Mistress of Rome

Written by Kate Quinn
Review by Ann Pedtke Sarah Cuthbertson

Thea is a Jewish slave girl, brought to Rome to be maidservant to the spoiled beauty Lepida Pollia. Arius the Barbarian is a reluctant gladiator, forced into a life of violence after he is kidnapped from Britannia. When they meet, each is wary of love – but gradually they find in one another a haven from the turmoil and powerlessness of their lives. However, Arius must continue to fight for his life in the arena, and Thea’s mistress Lepida quickly grows jealous of the handsome gladiator’s attentions. When Lepida separates them, Thea and Arius are pitched into different worlds. But when Thea catches the eye of the cruel and cunning Emperor Domitian and unwillingly becomes the royal mistress, old rivalries resurface. Lepida, who has acquired a husband of wealth and rank, nevertheless seeks higher conquests. And Arius the Barbarian issues a personal challenge to Domitian that can only end in death: his own, or the emperor’s.

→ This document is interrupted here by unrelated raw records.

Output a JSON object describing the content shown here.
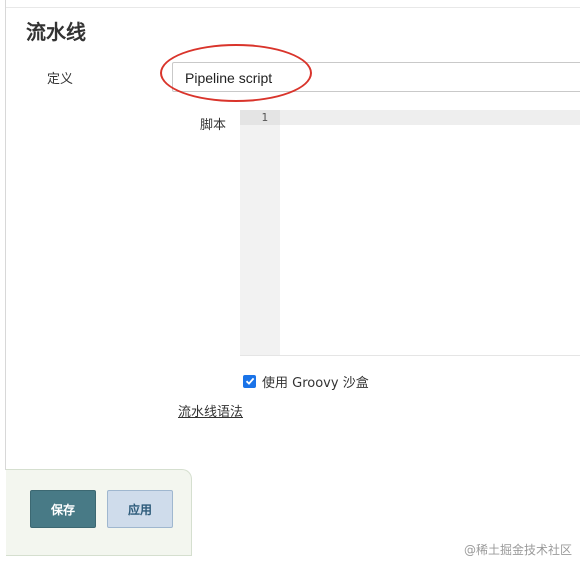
{
  "section": {
    "title": "流水线"
  },
  "definition": {
    "label": "定义",
    "selected": "Pipeline script"
  },
  "script": {
    "label": "脚本",
    "line_numbers": [
      "1"
    ]
  },
  "sandbox": {
    "label": "使用 Groovy 沙盒",
    "checked": true
  },
  "links": {
    "syntax": "流水线语法"
  },
  "buttons": {
    "save": "保存",
    "apply": "应用"
  },
  "watermark": "@稀土掘金技术社区",
  "colors": {
    "annotation": "#d9342b",
    "save_bg": "#487a86",
    "apply_bg": "#cfdceb",
    "checkbox": "#1a73e8"
  }
}
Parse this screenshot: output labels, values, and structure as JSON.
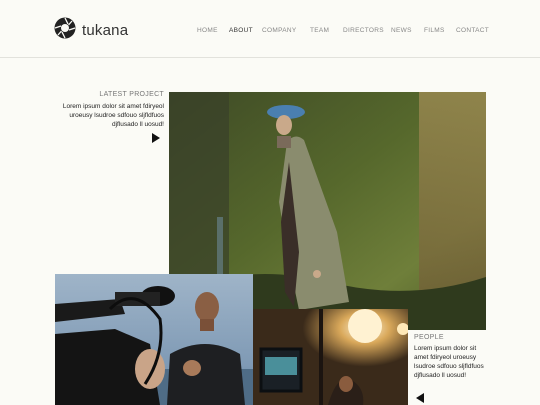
{
  "brand": {
    "name": "tukana",
    "logo_icon": "aperture-icon"
  },
  "nav": {
    "items": [
      {
        "label": "HOME",
        "active": false
      },
      {
        "label": "ABOUT",
        "active": true
      },
      {
        "label": "COMPANY",
        "active": false
      },
      {
        "label": "TEAM",
        "active": false
      },
      {
        "label": "DIRECTORS",
        "active": false
      },
      {
        "label": "NEWS",
        "active": false
      },
      {
        "label": "FILMS",
        "active": false
      },
      {
        "label": "CONTACT",
        "active": false
      }
    ]
  },
  "latest_project": {
    "label": "LATEST PROJECT",
    "text": "Lorem ipsum dolor sit amet fdiryeol uroeusy lsudroe sdfouo sljfldfuos djflusado ll uosud!",
    "arrow_icon": "arrow-right-icon"
  },
  "people": {
    "label": "PEOPLE",
    "text": "Lorem ipsum dolor sit amet fdiryeol uroeusy lsudroe sdfouo sljfldfuos djflusado ll uosud!",
    "arrow_icon": "arrow-left-icon"
  },
  "colors": {
    "background": "#fbfbf6",
    "text": "#333333",
    "nav_muted": "#888888"
  }
}
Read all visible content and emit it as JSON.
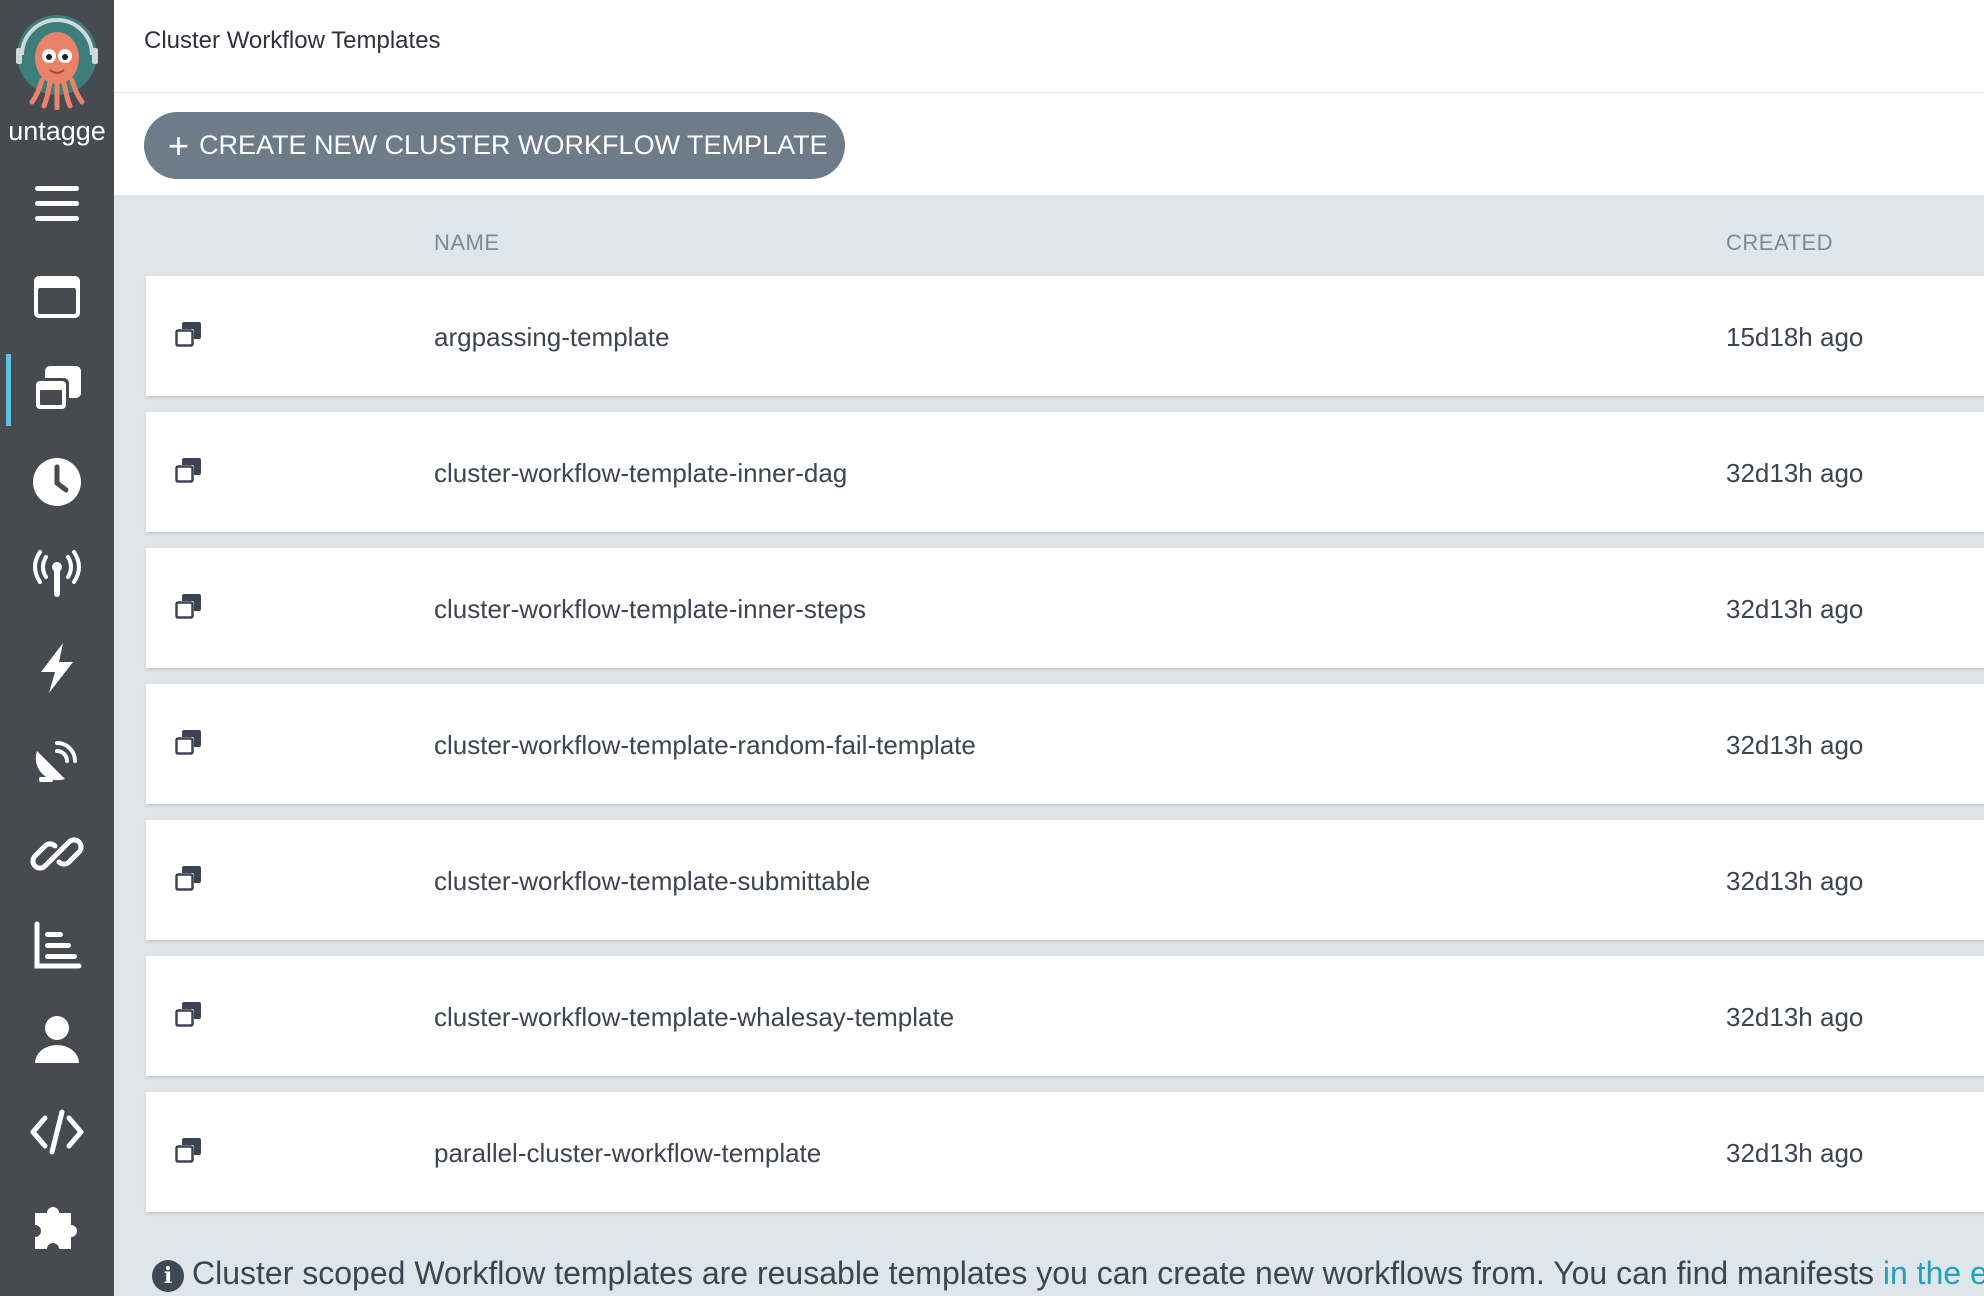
{
  "sidebar": {
    "brand_name": "untagge",
    "items": [
      {
        "name": "menu-toggle",
        "icon": "hamburger-icon"
      },
      {
        "name": "workflows",
        "icon": "window-icon"
      },
      {
        "name": "cluster-workflow-templates",
        "icon": "window-restore-icon",
        "active": true
      },
      {
        "name": "cron-workflows",
        "icon": "clock-icon"
      },
      {
        "name": "event-sources",
        "icon": "broadcast-tower-icon"
      },
      {
        "name": "sensors",
        "icon": "bolt-icon"
      },
      {
        "name": "event-flow",
        "icon": "satellite-dish-icon"
      },
      {
        "name": "links",
        "icon": "link-icon"
      },
      {
        "name": "reports",
        "icon": "chart-bar-icon"
      },
      {
        "name": "user-info",
        "icon": "user-icon"
      },
      {
        "name": "api-docs",
        "icon": "code-icon"
      },
      {
        "name": "plugins",
        "icon": "puzzle-piece-icon"
      }
    ]
  },
  "header": {
    "title": "Cluster Workflow Templates"
  },
  "toolbar": {
    "create_icon": "+",
    "create_label": "CREATE NEW CLUSTER WORKFLOW TEMPLATE"
  },
  "table": {
    "columns": {
      "name": "NAME",
      "created": "CREATED"
    },
    "rows": [
      {
        "name": "argpassing-template",
        "created": "15d18h ago"
      },
      {
        "name": "cluster-workflow-template-inner-dag",
        "created": "32d13h ago"
      },
      {
        "name": "cluster-workflow-template-inner-steps",
        "created": "32d13h ago"
      },
      {
        "name": "cluster-workflow-template-random-fail-template",
        "created": "32d13h ago"
      },
      {
        "name": "cluster-workflow-template-submittable",
        "created": "32d13h ago"
      },
      {
        "name": "cluster-workflow-template-whalesay-template",
        "created": "32d13h ago"
      },
      {
        "name": "parallel-cluster-workflow-template",
        "created": "32d13h ago"
      }
    ]
  },
  "footer": {
    "info_icon": "i",
    "info_text": "Cluster scoped Workflow templates are reusable templates you can create new workflows from. You can find manifests ",
    "info_link": "in the e"
  },
  "colors": {
    "sidebar_bg": "#474a4e",
    "active_indicator": "#61c2e0",
    "button_bg": "#6d7c88",
    "page_bg": "#dee6eb",
    "link": "#1fa3b8"
  }
}
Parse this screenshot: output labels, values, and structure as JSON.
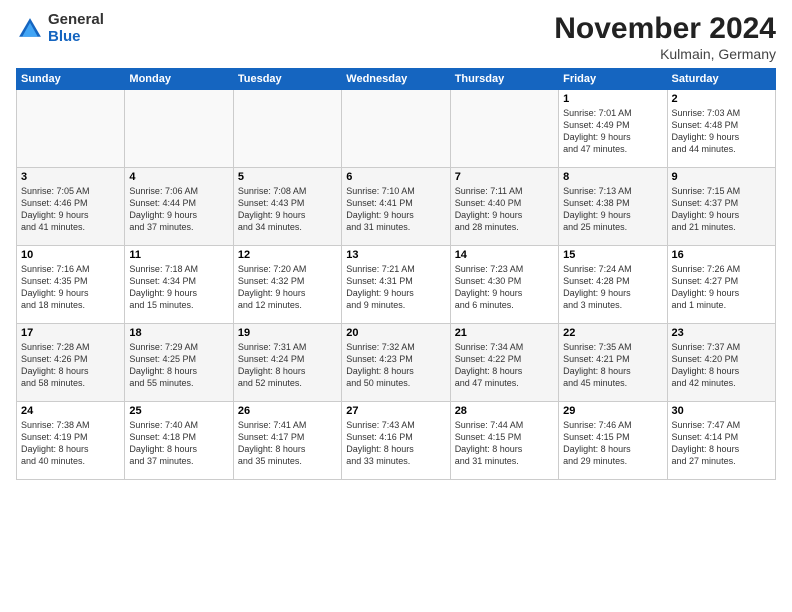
{
  "header": {
    "logo_general": "General",
    "logo_blue": "Blue",
    "month_title": "November 2024",
    "subtitle": "Kulmain, Germany"
  },
  "weekdays": [
    "Sunday",
    "Monday",
    "Tuesday",
    "Wednesday",
    "Thursday",
    "Friday",
    "Saturday"
  ],
  "weeks": [
    [
      {
        "day": "",
        "detail": ""
      },
      {
        "day": "",
        "detail": ""
      },
      {
        "day": "",
        "detail": ""
      },
      {
        "day": "",
        "detail": ""
      },
      {
        "day": "",
        "detail": ""
      },
      {
        "day": "1",
        "detail": "Sunrise: 7:01 AM\nSunset: 4:49 PM\nDaylight: 9 hours\nand 47 minutes."
      },
      {
        "day": "2",
        "detail": "Sunrise: 7:03 AM\nSunset: 4:48 PM\nDaylight: 9 hours\nand 44 minutes."
      }
    ],
    [
      {
        "day": "3",
        "detail": "Sunrise: 7:05 AM\nSunset: 4:46 PM\nDaylight: 9 hours\nand 41 minutes."
      },
      {
        "day": "4",
        "detail": "Sunrise: 7:06 AM\nSunset: 4:44 PM\nDaylight: 9 hours\nand 37 minutes."
      },
      {
        "day": "5",
        "detail": "Sunrise: 7:08 AM\nSunset: 4:43 PM\nDaylight: 9 hours\nand 34 minutes."
      },
      {
        "day": "6",
        "detail": "Sunrise: 7:10 AM\nSunset: 4:41 PM\nDaylight: 9 hours\nand 31 minutes."
      },
      {
        "day": "7",
        "detail": "Sunrise: 7:11 AM\nSunset: 4:40 PM\nDaylight: 9 hours\nand 28 minutes."
      },
      {
        "day": "8",
        "detail": "Sunrise: 7:13 AM\nSunset: 4:38 PM\nDaylight: 9 hours\nand 25 minutes."
      },
      {
        "day": "9",
        "detail": "Sunrise: 7:15 AM\nSunset: 4:37 PM\nDaylight: 9 hours\nand 21 minutes."
      }
    ],
    [
      {
        "day": "10",
        "detail": "Sunrise: 7:16 AM\nSunset: 4:35 PM\nDaylight: 9 hours\nand 18 minutes."
      },
      {
        "day": "11",
        "detail": "Sunrise: 7:18 AM\nSunset: 4:34 PM\nDaylight: 9 hours\nand 15 minutes."
      },
      {
        "day": "12",
        "detail": "Sunrise: 7:20 AM\nSunset: 4:32 PM\nDaylight: 9 hours\nand 12 minutes."
      },
      {
        "day": "13",
        "detail": "Sunrise: 7:21 AM\nSunset: 4:31 PM\nDaylight: 9 hours\nand 9 minutes."
      },
      {
        "day": "14",
        "detail": "Sunrise: 7:23 AM\nSunset: 4:30 PM\nDaylight: 9 hours\nand 6 minutes."
      },
      {
        "day": "15",
        "detail": "Sunrise: 7:24 AM\nSunset: 4:28 PM\nDaylight: 9 hours\nand 3 minutes."
      },
      {
        "day": "16",
        "detail": "Sunrise: 7:26 AM\nSunset: 4:27 PM\nDaylight: 9 hours\nand 1 minute."
      }
    ],
    [
      {
        "day": "17",
        "detail": "Sunrise: 7:28 AM\nSunset: 4:26 PM\nDaylight: 8 hours\nand 58 minutes."
      },
      {
        "day": "18",
        "detail": "Sunrise: 7:29 AM\nSunset: 4:25 PM\nDaylight: 8 hours\nand 55 minutes."
      },
      {
        "day": "19",
        "detail": "Sunrise: 7:31 AM\nSunset: 4:24 PM\nDaylight: 8 hours\nand 52 minutes."
      },
      {
        "day": "20",
        "detail": "Sunrise: 7:32 AM\nSunset: 4:23 PM\nDaylight: 8 hours\nand 50 minutes."
      },
      {
        "day": "21",
        "detail": "Sunrise: 7:34 AM\nSunset: 4:22 PM\nDaylight: 8 hours\nand 47 minutes."
      },
      {
        "day": "22",
        "detail": "Sunrise: 7:35 AM\nSunset: 4:21 PM\nDaylight: 8 hours\nand 45 minutes."
      },
      {
        "day": "23",
        "detail": "Sunrise: 7:37 AM\nSunset: 4:20 PM\nDaylight: 8 hours\nand 42 minutes."
      }
    ],
    [
      {
        "day": "24",
        "detail": "Sunrise: 7:38 AM\nSunset: 4:19 PM\nDaylight: 8 hours\nand 40 minutes."
      },
      {
        "day": "25",
        "detail": "Sunrise: 7:40 AM\nSunset: 4:18 PM\nDaylight: 8 hours\nand 37 minutes."
      },
      {
        "day": "26",
        "detail": "Sunrise: 7:41 AM\nSunset: 4:17 PM\nDaylight: 8 hours\nand 35 minutes."
      },
      {
        "day": "27",
        "detail": "Sunrise: 7:43 AM\nSunset: 4:16 PM\nDaylight: 8 hours\nand 33 minutes."
      },
      {
        "day": "28",
        "detail": "Sunrise: 7:44 AM\nSunset: 4:15 PM\nDaylight: 8 hours\nand 31 minutes."
      },
      {
        "day": "29",
        "detail": "Sunrise: 7:46 AM\nSunset: 4:15 PM\nDaylight: 8 hours\nand 29 minutes."
      },
      {
        "day": "30",
        "detail": "Sunrise: 7:47 AM\nSunset: 4:14 PM\nDaylight: 8 hours\nand 27 minutes."
      }
    ]
  ]
}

In this epic debut, Kate Quinn gives us a gripping vision of 1st-century Rome under the Flavians – from the palace to the gladiator barracks, from the senate house to the brothel. What seems at first to have all the earmarks of a straightforward romance expands to encompass greater themes, offering the intrigue of a political thriller and the depth of great literary fiction. Quinn weaves the perspectives of half a dozen characters into a seamless tapestry, following every thread and neatly knotting every loose end. While she takes liberties with the gladiatorial games – allowing Arius to battle women, for instance, or to fight one against six – she acknowledges these inconsistencies in a well-reasoned historical note. Overall, Mistress of Rome is impeccably researched and beautifully executed. Such an accomplished debut can only augur many more impressive historical novels to come!